=== What needs to be done ===
How many lines in the data below include the word "JSON"? Respond with the number, nothing more.

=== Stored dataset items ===
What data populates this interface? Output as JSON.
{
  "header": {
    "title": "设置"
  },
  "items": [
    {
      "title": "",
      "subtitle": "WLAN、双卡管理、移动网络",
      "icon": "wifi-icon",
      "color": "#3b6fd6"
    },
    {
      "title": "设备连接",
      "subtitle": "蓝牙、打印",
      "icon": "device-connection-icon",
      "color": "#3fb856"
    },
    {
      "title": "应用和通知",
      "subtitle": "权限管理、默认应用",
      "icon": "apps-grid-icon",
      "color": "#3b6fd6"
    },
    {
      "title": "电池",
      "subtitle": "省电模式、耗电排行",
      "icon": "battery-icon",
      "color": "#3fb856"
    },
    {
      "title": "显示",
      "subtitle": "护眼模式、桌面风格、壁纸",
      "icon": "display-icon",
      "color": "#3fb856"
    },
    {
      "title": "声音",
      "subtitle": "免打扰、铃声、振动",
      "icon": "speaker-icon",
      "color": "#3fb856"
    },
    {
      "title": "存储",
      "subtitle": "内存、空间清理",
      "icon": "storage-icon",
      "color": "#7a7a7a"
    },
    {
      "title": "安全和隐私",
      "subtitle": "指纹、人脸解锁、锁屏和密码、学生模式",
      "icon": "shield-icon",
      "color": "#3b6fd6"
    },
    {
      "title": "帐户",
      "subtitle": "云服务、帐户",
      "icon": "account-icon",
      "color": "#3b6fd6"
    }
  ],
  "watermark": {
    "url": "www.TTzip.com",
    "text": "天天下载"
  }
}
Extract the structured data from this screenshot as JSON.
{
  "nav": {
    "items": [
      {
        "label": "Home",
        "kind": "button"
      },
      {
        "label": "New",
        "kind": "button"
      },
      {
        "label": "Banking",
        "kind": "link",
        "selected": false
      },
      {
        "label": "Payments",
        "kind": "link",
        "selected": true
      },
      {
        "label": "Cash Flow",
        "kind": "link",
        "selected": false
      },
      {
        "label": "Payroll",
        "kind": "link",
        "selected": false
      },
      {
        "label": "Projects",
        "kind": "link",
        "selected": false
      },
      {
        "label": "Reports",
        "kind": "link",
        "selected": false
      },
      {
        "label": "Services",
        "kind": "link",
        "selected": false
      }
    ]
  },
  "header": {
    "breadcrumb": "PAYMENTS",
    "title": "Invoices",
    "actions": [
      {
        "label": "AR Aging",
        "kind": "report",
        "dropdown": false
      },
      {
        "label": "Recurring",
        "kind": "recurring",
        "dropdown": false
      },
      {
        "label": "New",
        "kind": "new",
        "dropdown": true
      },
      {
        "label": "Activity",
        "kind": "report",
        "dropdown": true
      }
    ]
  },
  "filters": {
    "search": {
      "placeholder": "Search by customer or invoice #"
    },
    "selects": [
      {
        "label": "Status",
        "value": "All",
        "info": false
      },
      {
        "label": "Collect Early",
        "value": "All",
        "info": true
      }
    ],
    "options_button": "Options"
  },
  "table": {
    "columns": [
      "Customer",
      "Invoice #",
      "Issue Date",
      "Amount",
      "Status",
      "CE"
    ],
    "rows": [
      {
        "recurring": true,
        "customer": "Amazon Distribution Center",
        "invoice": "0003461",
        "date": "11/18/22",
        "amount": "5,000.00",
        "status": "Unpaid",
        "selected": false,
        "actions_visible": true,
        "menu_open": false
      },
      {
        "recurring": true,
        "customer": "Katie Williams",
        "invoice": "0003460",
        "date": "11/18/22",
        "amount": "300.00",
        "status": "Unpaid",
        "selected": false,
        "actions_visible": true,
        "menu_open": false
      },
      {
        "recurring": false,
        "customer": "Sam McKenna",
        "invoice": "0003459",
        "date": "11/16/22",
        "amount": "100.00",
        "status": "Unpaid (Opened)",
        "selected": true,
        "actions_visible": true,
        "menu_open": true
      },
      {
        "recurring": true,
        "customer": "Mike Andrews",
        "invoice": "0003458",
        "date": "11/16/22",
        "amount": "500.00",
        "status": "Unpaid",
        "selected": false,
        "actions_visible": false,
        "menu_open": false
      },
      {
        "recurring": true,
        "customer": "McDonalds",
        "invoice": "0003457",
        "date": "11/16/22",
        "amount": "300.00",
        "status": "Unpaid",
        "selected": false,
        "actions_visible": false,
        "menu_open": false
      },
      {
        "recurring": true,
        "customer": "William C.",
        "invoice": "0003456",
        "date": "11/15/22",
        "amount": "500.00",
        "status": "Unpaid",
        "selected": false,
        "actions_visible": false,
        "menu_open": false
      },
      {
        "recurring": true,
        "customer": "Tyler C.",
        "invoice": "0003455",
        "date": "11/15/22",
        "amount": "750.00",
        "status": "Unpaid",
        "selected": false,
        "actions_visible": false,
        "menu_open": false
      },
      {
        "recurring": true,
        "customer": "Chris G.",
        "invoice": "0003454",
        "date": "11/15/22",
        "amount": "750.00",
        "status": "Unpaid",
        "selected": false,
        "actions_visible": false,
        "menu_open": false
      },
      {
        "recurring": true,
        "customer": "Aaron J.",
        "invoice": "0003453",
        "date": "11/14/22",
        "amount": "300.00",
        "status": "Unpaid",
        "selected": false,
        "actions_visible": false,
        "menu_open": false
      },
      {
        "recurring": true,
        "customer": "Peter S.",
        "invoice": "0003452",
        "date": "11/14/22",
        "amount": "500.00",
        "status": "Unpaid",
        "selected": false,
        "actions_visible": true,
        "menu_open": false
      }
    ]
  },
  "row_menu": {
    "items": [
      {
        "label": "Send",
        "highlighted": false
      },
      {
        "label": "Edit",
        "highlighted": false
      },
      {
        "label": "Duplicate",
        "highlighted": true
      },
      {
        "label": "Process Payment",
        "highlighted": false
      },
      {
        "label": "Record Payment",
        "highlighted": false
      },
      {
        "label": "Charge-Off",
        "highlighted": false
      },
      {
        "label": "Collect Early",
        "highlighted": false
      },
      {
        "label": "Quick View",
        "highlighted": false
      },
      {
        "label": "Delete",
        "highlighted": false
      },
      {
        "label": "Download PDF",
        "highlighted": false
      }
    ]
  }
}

=== Response to the task ===
2